Calcium With or Without Vitamin D Provides Bone Protection

According to August 25 issue of The Lancet, people over age 50 can prevent osteoporosis with or without calcium combined with Vitamin D. Benjamin M.P. Tang, MD, from the University of Western Sydney in New South Wales, Australia, and colleagues performed an analysis of study trials to determine if calcium with or without Vitamin D prevents fractures and osteoporosis.

Searching databases, and handpicking studies, Dr. Tang’s team identified 29 eligible studies that included 63,897 people treated with either Calcium, or Calcium combined with Vitamin D for an average of 3 ½ years.

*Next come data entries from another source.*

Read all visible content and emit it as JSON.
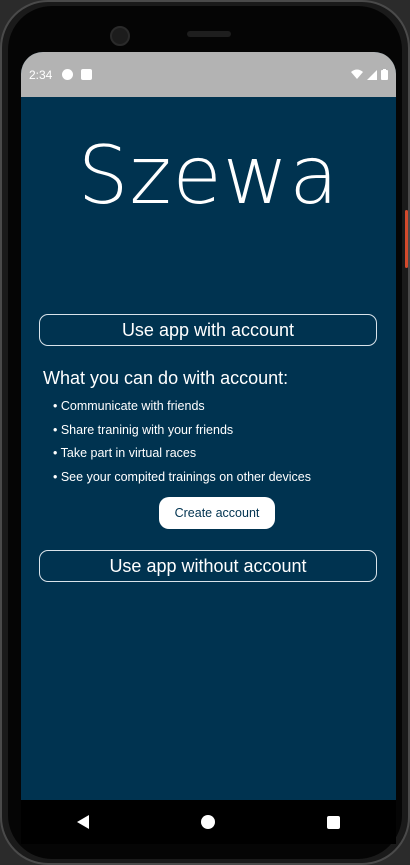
{
  "status_bar": {
    "time": "2:34",
    "icons": [
      "app-notification-icon",
      "sd-card-icon",
      "wifi-icon",
      "signal-icon",
      "battery-icon"
    ]
  },
  "app": {
    "logo": "Szewa",
    "use_with_account_label": "Use app with account",
    "features_title": "What you can do with account:",
    "features": [
      "• Communicate with friends",
      "• Share traninig with your friends",
      "• Take part in virtual races",
      "• See your compited trainings on other devices"
    ],
    "create_account_label": "Create account",
    "use_without_account_label": "Use app without account"
  },
  "nav_bar": {
    "icons": [
      "back-icon",
      "home-icon",
      "recent-apps-icon"
    ]
  },
  "colors": {
    "background": "#003350",
    "status_bar": "#b3b3b3",
    "text": "#ffffff",
    "button_fill": "#ffffff"
  }
}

Eligibility requirements included those over age 50. Fractures of all type and percentage of bone mineral density change were used as primary outcomes.

In 17 trials involving 52,625 people taking either Vitamin D with Calcium or just Calcium, fractures were noted, but the risk was reduced by 12%. Decreased bone loss was seen in 23 trials, involving 41,419 subjects. Greater compliance with Calcium intake yielded a 24% risks reduction. The effect was greater when Calcium intake was greater than 1200mg/ day and with Vitamin D intake of 800 IU/day.

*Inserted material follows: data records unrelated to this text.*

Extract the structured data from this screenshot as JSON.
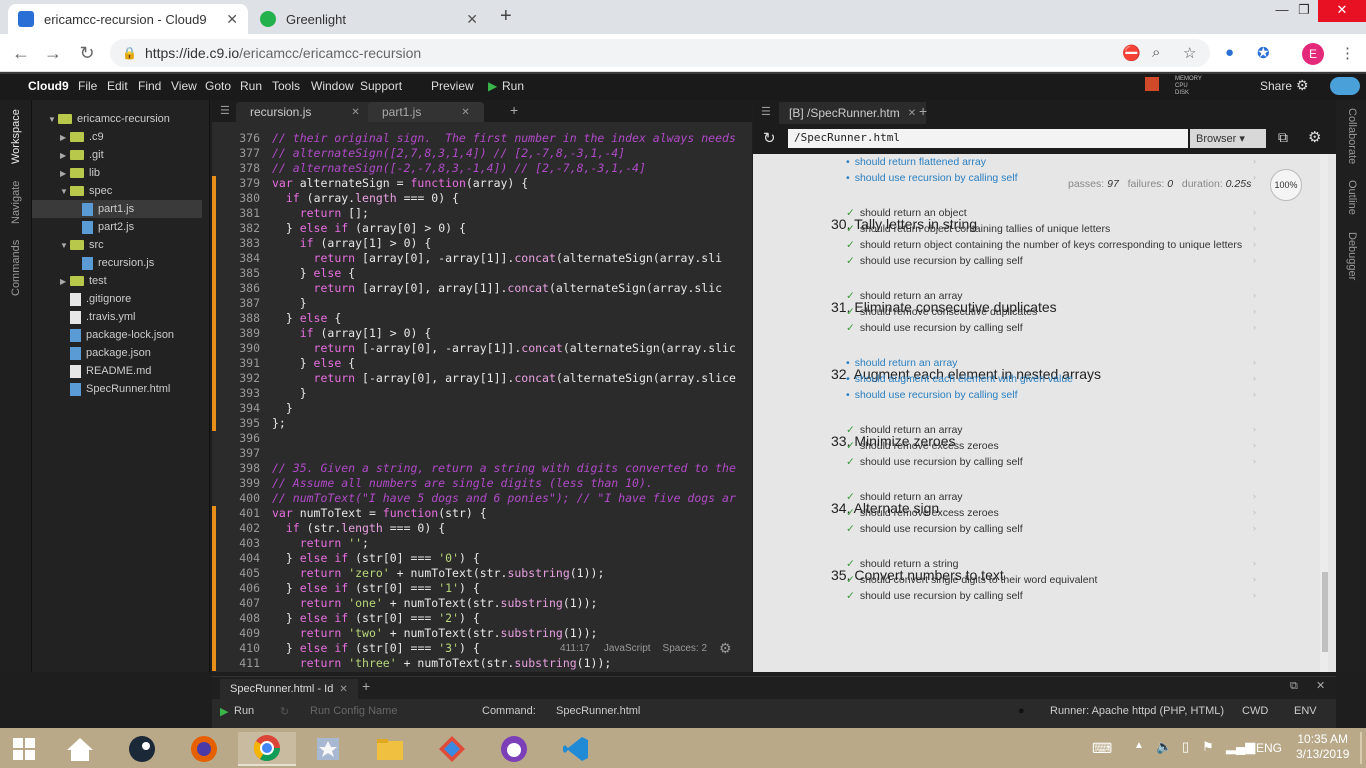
{
  "browser": {
    "tabs": [
      {
        "title": "ericamcc-recursion - Cloud9",
        "active": true
      },
      {
        "title": "Greenlight",
        "active": false
      }
    ],
    "new_tab": "+",
    "url_base": "https://ide.c9.io",
    "url_path": "/ericamcc/ericamcc-recursion",
    "profile_initial": "E"
  },
  "menubar": {
    "app": "Cloud9",
    "items": [
      "File",
      "Edit",
      "Find",
      "View",
      "Goto",
      "Run",
      "Tools",
      "Window",
      "Support"
    ],
    "preview": "Preview",
    "run": "Run",
    "mem_labels": [
      "MEMORY",
      "CPU",
      "DISK"
    ],
    "share": "Share"
  },
  "left_rail": [
    "Workspace",
    "Navigate",
    "Commands"
  ],
  "right_rail": [
    "Collaborate",
    "Outline",
    "Debugger"
  ],
  "tree": [
    {
      "label": "ericamcc-recursion",
      "type": "folder",
      "depth": 0,
      "open": true
    },
    {
      "label": ".c9",
      "type": "folder",
      "depth": 1,
      "open": false
    },
    {
      "label": ".git",
      "type": "folder",
      "depth": 1,
      "open": false
    },
    {
      "label": "lib",
      "type": "folder",
      "depth": 1,
      "open": false
    },
    {
      "label": "spec",
      "type": "folder",
      "depth": 1,
      "open": true
    },
    {
      "label": "part1.js",
      "type": "js",
      "depth": 2,
      "selected": true
    },
    {
      "label": "part2.js",
      "type": "js",
      "depth": 2
    },
    {
      "label": "src",
      "type": "folder",
      "depth": 1,
      "open": true
    },
    {
      "label": "recursion.js",
      "type": "js",
      "depth": 2
    },
    {
      "label": "test",
      "type": "folder",
      "depth": 1,
      "open": false
    },
    {
      "label": ".gitignore",
      "type": "file",
      "depth": 1
    },
    {
      "label": ".travis.yml",
      "type": "file",
      "depth": 1
    },
    {
      "label": "package-lock.json",
      "type": "js",
      "depth": 1
    },
    {
      "label": "package.json",
      "type": "js",
      "depth": 1
    },
    {
      "label": "README.md",
      "type": "file",
      "depth": 1
    },
    {
      "label": "SpecRunner.html",
      "type": "html",
      "depth": 1
    }
  ],
  "editor": {
    "tabs": [
      {
        "label": "recursion.js",
        "active": true
      },
      {
        "label": "part1.js",
        "active": false
      }
    ],
    "lines": [
      {
        "n": "376",
        "t": "// their original sign.  The first number in the index always needs",
        "c": "cmt"
      },
      {
        "n": "377",
        "t": "// alternateSign([2,7,8,3,1,4]) // [2,-7,8,-3,1,-4]",
        "c": "cmt"
      },
      {
        "n": "378",
        "t": "// alternateSign([-2,-7,8,3,-1,4]) // [2,-7,8,-3,1,-4]",
        "c": "cmt"
      },
      {
        "n": "379",
        "t": "var alternateSign = function(array) {",
        "c": "code"
      },
      {
        "n": "380",
        "t": "  if (array.length === 0) {",
        "c": "code"
      },
      {
        "n": "381",
        "t": "    return [];",
        "c": "code"
      },
      {
        "n": "382",
        "t": "  } else if (array[0] > 0) {",
        "c": "code"
      },
      {
        "n": "383",
        "t": "    if (array[1] > 0) {",
        "c": "code"
      },
      {
        "n": "384",
        "t": "      return [array[0], -array[1]].concat(alternateSign(array.sli",
        "c": "code"
      },
      {
        "n": "385",
        "t": "    } else {",
        "c": "code"
      },
      {
        "n": "386",
        "t": "      return [array[0], array[1]].concat(alternateSign(array.slic",
        "c": "code"
      },
      {
        "n": "387",
        "t": "    }",
        "c": "code"
      },
      {
        "n": "388",
        "t": "  } else {",
        "c": "code"
      },
      {
        "n": "389",
        "t": "    if (array[1] > 0) {",
        "c": "code"
      },
      {
        "n": "390",
        "t": "      return [-array[0], -array[1]].concat(alternateSign(array.slic",
        "c": "code"
      },
      {
        "n": "391",
        "t": "    } else {",
        "c": "code"
      },
      {
        "n": "392",
        "t": "      return [-array[0], array[1]].concat(alternateSign(array.slice",
        "c": "code"
      },
      {
        "n": "393",
        "t": "    }",
        "c": "code"
      },
      {
        "n": "394",
        "t": "  }",
        "c": "code"
      },
      {
        "n": "395",
        "t": "};",
        "c": "code"
      },
      {
        "n": "396",
        "t": "",
        "c": "code"
      },
      {
        "n": "397",
        "t": "",
        "c": "code"
      },
      {
        "n": "398",
        "t": "// 35. Given a string, return a string with digits converted to the",
        "c": "cmt"
      },
      {
        "n": "399",
        "t": "// Assume all numbers are single digits (less than 10).",
        "c": "cmt"
      },
      {
        "n": "400",
        "t": "// numToText(\"I have 5 dogs and 6 ponies\"); // \"I have five dogs ar",
        "c": "cmt"
      },
      {
        "n": "401",
        "t": "var numToText = function(str) {",
        "c": "code"
      },
      {
        "n": "402",
        "t": "  if (str.length === 0) {",
        "c": "code"
      },
      {
        "n": "403",
        "t": "    return '';",
        "c": "code"
      },
      {
        "n": "404",
        "t": "  } else if (str[0] === '0') {",
        "c": "code"
      },
      {
        "n": "405",
        "t": "    return 'zero' + numToText(str.substring(1));",
        "c": "code"
      },
      {
        "n": "406",
        "t": "  } else if (str[0] === '1') {",
        "c": "code"
      },
      {
        "n": "407",
        "t": "    return 'one' + numToText(str.substring(1));",
        "c": "code"
      },
      {
        "n": "408",
        "t": "  } else if (str[0] === '2') {",
        "c": "code"
      },
      {
        "n": "409",
        "t": "    return 'two' + numToText(str.substring(1));",
        "c": "code"
      },
      {
        "n": "410",
        "t": "  } else if (str[0] === '3') {",
        "c": "code"
      },
      {
        "n": "411",
        "t": "    return 'three' + numToText(str.substring(1));",
        "c": "code"
      }
    ],
    "status": {
      "pos": "411:17",
      "lang": "JavaScript",
      "spaces": "Spaces: 2"
    }
  },
  "preview": {
    "tab": "[B] /SpecRunner.htm",
    "url": "/SpecRunner.html",
    "browser_label": "Browser",
    "summary": {
      "passes_label": "passes:",
      "passes": "97",
      "failures_label": "failures:",
      "failures": "0",
      "duration_label": "duration:",
      "duration": "0.25s"
    },
    "zoom": "100%",
    "items": [
      {
        "kind": "pend",
        "text": "should return flattened array"
      },
      {
        "kind": "pend",
        "text": "should use recursion by calling self"
      },
      {
        "kind": "h",
        "text": "30. Tally letters in string"
      },
      {
        "kind": "ok",
        "text": "should return an object"
      },
      {
        "kind": "ok",
        "text": "should return object containing tallies of unique letters"
      },
      {
        "kind": "ok",
        "text": "should return object containing the number of keys corresponding to unique letters"
      },
      {
        "kind": "ok",
        "text": "should use recursion by calling self"
      },
      {
        "kind": "h",
        "text": "31. Eliminate consecutive duplicates"
      },
      {
        "kind": "ok",
        "text": "should return an array"
      },
      {
        "kind": "ok",
        "text": "should remove consecutive duplicates"
      },
      {
        "kind": "ok",
        "text": "should use recursion by calling self"
      },
      {
        "kind": "h",
        "text": "32. Augment each element in nested arrays"
      },
      {
        "kind": "pend",
        "text": "should return an array"
      },
      {
        "kind": "pend",
        "text": "should augment each element with given value"
      },
      {
        "kind": "pend",
        "text": "should use recursion by calling self"
      },
      {
        "kind": "h",
        "text": "33. Minimize zeroes"
      },
      {
        "kind": "ok",
        "text": "should return an array"
      },
      {
        "kind": "ok",
        "text": "should remove excess zeroes"
      },
      {
        "kind": "ok",
        "text": "should use recursion by calling self"
      },
      {
        "kind": "h",
        "text": "34. Alternate sign"
      },
      {
        "kind": "ok",
        "text": "should return an array"
      },
      {
        "kind": "ok",
        "text": "should remove excess zeroes"
      },
      {
        "kind": "ok",
        "text": "should use recursion by calling self"
      },
      {
        "kind": "h",
        "text": "35. Convert numbers to text"
      },
      {
        "kind": "ok",
        "text": "should return a string"
      },
      {
        "kind": "ok",
        "text": "should convert single digits to their word equivalent"
      },
      {
        "kind": "ok",
        "text": "should use recursion by calling self"
      }
    ]
  },
  "bottom_panel": {
    "tab": "SpecRunner.html - Id",
    "run": "Run",
    "run_config_placeholder": "Run Config Name",
    "command_label": "Command:",
    "command_value": "SpecRunner.html",
    "runner": "Runner: Apache httpd (PHP, HTML)",
    "cwd": "CWD",
    "env": "ENV"
  },
  "taskbar": {
    "lang": "ENG",
    "time": "10:35 AM",
    "date": "3/13/2019"
  },
  "colors": {
    "accent": "#e88f1a",
    "comment": "#b04ac8",
    "pass": "#3a9a3a",
    "pending": "#2a7fc0"
  }
}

The authors conclude, "Evidence supports the use of calcium, or calcium in combination with vitamin D supplementation, in the preventive treatment of osteoporosis in people aged 50 years or older. For best therapeutic effect, we recommend minimum doses of 1200 mg of calcium, and 800 IU of vitamin D (for combined calcium plus vitamin D supplementation)."

The message is, Calcium really is important to prevent bone loss, and it doesn’t seem to matter whether you supplement with Calcium or Calcium with Vitamin D. The current study does not address dietary intake, or take into account activity levels of the participants. In addition, low levels of Vitamin D can adversely affect health, especially over a lifespan. (2)

Recommendations from past observations show that calcium is also important for proper heart function. Health care practitioners often recommend calcium supplements because it can be difficult to obtain from dietary products. However, pills can be hard to swallow, and absorption is often questionable.
Calcium citrate and calcium carbonate tablets are absorbed well. You can take calcium citrate either with or without food – calcium carbonate should be taken with a meal, and might be especially useful for elderly persons and is less expensive.

For those who can’t tolerate pills, or experience gastrointestinal upset with calcium supplements, a common problem, alternatives include fortified foods such as milk, flavored water, and chocolate wafers with calcium added, such as Adora, made from all natural milk or dark chocolate. Adora has 500 mg. of calcium carbonate in each wafer, and only 30 calories. Though juice provides calcium, you’ll get a lot more calories – 110 for an eight out glass on average. If you prefer no chocolate, Viactiv is an excellent choice, and comes in many flavors, also providing 500 mg. of calcium carbonate and only 20 calories.

Calcium citrate may be more tolerable for some people. Look for “Creamy Bites” from Mission pharmaceuticals, containing 500 mg. of calcium citrate with 35 calories. Bayer makes a calcium fortified 81 mg. aspirin, providing 300 mg. of calcium carbonate. You can also look for fiber products that contain calcium, such as Metamucil plus calcium or Fiber Choice chewable tablets. You may need to take more, because fiber decreases Calcium absorption.

Manufacturers have developed many ways for consumers to get enough calcium. Over one-half of women and one- fourth of men over age 50 will break a bone from osteoporosis. You may not even know you have bone mineral loss until a fracture occurs. (1) Prevention is mandatory to maintain quality of life and prevent disability. Obtaining our daily requirement of calcium should be taken seriously. Given the plethora of products and fortified foods available, reducing our risk of broken bones is attainable. Speak with your doctor about your individual risk factors, get a bone mineral density test, and do your best to find a calcium supplement that works for you. Use a combination of good dietary habits, combined with weight bearing exercise to protect from fractures and prevent osteoporosis.


Lancet. 2007; 370:632-633, 657-666.

Journal for Nurse Practitioners. 2008; 4(1):36-39. ©2008 Elsevier Science, Inc.

Green Tea Improves Bone Density - Prevents Osteoporosis
Popular Stomach Medicines Increase Overall Risk of Fracture

Updated 2/27/2017